“If [Republicans] hit 60 percent of the white vote and lose, which is quite possible, it would mean by 2016 they would need a minimum of 64 percent of the white vote,” he said.
Age polarization also reinforces racial polarization. Lake says that 88 percent of voters 65 and older are white, while only 56 percent of those 18-29 years old are white."
Note, please, what I am not saying.
I'm not saying that either white or black voters are compelled by racism -- particularly you, dear reader. I'm not arguing, as did John Sununu (way to insult one of our most famous black statesmen) that Colin Powell endorsed Obama because they are both black (another brilliant political analysis from a guy who never knows when to shut the heck up).
Many principled people are going to cast their votes for Romney or Obama for reasons that have nought to do with race.There are many legitimate reasons for whites to vote for Mitt Romney -- or for minorities to vote for Barack Obama that have nothing to do with race.
But I'm not equating an African-American vote for Obama with a Caucasian one for Romney. People's impulses are much more complex.
And, of course, there are many white people who will vote for Obama (women overwhelmingly more than men, but that's another topic). Members of minority groups will vote for the ex-Massachusetts governor.
The title? "Majority harbor prejudice against blacks." Not to mention Latinos. Read it -- it's kinda sad.
We are a deeply divided country -- and that one of the ways in which we divide ourselves is by ethnicity and by race. Until we are able to start speaking about this divide, and its implications honestly, we will grow further and further apart.
I happen to be doing an internship at a school with a fair number of black students. My work is in an office that works with minorities (details blurred to protect the school.) I have been saddened, and, frankly shocked, by the number of students who have come in to tell us that they have been called the "n" word.
Imagine how it feels to wake up and find that word on your door -- to hear it while walking on the path to class, or when someone gets drunk and blurts it out at a party.
Don't imagine, however, that the school where I happen to be working is much different than the rest of the world. Frankly, I doubt that it is.
I'm a little handicapped when it comes to understanding racial bigotry. I grew up in New York in a racially mixed neighborhood, with parents who opened their doors to neighbors without regard for color or ethnicity. My grandmother and aunt were crusaders for racial justice in an era when it was quite unfashionable. While I know about bias (I have my own prejudices, mostly revolving around intellect), I've never understood judging someone on the color of their skin.
I do know, that whoever wins this election, we're going to have a lot of healing to do -- and that somehow we need to find a way to speak about bias.
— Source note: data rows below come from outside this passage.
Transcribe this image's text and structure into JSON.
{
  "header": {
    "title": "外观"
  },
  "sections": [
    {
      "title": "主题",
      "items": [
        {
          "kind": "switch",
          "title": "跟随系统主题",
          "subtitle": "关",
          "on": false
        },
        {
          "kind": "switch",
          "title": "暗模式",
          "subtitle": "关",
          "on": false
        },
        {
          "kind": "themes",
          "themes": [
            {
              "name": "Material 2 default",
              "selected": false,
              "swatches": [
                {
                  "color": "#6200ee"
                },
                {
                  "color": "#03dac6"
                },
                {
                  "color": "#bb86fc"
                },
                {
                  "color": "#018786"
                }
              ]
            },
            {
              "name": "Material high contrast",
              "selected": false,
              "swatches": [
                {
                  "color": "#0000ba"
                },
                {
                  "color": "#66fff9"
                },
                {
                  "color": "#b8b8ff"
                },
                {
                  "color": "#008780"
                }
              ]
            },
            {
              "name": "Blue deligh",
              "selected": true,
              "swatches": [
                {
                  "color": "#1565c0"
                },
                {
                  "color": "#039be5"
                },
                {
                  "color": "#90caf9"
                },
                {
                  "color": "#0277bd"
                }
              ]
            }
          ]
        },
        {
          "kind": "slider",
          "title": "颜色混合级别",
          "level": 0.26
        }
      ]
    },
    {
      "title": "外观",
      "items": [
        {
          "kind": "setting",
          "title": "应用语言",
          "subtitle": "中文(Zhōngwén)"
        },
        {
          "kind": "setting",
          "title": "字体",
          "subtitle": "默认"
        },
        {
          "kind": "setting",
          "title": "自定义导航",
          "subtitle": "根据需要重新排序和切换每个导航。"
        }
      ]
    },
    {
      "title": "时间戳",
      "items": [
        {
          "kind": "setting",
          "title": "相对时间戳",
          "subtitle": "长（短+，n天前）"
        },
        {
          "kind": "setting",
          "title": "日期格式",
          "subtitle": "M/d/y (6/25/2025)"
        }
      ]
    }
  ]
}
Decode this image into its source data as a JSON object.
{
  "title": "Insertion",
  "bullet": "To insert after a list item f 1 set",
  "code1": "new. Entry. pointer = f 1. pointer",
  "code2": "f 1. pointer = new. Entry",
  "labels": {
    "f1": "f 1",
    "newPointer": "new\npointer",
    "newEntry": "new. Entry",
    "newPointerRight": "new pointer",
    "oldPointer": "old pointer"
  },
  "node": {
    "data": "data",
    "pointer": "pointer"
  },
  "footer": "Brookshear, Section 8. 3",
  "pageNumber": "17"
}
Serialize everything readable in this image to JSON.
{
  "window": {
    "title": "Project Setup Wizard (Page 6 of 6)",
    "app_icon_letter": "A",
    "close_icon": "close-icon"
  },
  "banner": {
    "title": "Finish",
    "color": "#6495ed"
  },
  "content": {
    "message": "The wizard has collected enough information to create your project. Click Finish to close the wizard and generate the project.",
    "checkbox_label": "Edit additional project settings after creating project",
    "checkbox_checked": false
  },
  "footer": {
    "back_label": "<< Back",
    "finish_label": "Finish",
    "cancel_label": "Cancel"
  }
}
Not in a way that makes white people feel guilty (to say that some black folk have a bias against whites, which they do, doesn't make it equivalent). But in a way that moves the ball forward for shared goals -- a society in which, to use Dr. Martin Luther King's idea, we are ALL judged not by the color of our skin, but by the content of our character.
That day can't come fast enough -- and until it does, we are all losers.